→ Your task:
Lines from the listing that hold the string "kind" are what you should return.

→ Exercise data:

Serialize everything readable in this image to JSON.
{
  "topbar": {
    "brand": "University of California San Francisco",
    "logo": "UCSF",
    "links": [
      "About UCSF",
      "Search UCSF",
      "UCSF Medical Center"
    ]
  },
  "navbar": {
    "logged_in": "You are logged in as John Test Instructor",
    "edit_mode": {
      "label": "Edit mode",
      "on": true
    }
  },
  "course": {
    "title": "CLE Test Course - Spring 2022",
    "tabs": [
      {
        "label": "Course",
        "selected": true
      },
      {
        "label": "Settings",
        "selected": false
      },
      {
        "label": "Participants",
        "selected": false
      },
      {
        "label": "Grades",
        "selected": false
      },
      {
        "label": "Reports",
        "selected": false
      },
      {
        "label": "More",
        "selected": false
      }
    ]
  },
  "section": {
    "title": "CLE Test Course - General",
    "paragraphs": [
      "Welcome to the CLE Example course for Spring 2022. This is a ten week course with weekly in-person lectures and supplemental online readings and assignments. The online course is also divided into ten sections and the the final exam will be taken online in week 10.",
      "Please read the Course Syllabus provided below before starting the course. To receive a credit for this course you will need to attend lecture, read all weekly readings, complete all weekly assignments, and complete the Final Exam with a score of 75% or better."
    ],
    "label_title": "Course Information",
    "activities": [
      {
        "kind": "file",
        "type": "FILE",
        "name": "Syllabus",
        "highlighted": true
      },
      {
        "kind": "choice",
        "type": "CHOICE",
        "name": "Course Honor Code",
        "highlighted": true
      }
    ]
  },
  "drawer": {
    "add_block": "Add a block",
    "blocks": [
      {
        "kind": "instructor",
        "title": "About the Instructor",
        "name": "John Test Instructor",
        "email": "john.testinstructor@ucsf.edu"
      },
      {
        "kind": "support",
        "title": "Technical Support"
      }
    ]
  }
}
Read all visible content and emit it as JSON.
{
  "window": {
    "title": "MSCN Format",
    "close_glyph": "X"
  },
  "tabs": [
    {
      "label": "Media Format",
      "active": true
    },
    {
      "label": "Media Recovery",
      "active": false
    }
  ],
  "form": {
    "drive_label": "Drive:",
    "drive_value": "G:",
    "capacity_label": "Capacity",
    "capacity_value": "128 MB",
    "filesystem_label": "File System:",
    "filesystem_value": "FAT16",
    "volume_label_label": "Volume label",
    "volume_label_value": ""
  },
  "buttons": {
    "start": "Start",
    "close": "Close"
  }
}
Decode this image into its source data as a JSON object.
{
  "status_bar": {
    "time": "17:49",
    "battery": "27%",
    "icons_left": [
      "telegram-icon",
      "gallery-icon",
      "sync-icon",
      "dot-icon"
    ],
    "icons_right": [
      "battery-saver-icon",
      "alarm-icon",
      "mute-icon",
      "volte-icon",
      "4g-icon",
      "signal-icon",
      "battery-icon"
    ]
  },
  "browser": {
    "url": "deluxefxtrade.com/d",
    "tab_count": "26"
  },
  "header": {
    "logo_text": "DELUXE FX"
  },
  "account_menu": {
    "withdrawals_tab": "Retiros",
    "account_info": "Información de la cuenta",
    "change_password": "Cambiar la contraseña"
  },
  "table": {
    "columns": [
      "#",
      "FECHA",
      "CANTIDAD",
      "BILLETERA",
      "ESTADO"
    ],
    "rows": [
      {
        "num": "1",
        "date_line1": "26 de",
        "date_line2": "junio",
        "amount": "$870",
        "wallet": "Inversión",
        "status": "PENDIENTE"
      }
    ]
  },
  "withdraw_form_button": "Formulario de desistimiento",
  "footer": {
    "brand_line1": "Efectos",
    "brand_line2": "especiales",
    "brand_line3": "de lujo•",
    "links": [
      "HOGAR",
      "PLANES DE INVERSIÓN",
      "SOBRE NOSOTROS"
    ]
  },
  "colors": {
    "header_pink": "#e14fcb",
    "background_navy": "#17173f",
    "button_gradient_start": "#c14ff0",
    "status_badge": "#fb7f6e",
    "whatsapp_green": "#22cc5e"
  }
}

→ Result of this task:
        "kind": "file",
        "kind": "choice",
        "kind": "instructor",
        "kind": "support",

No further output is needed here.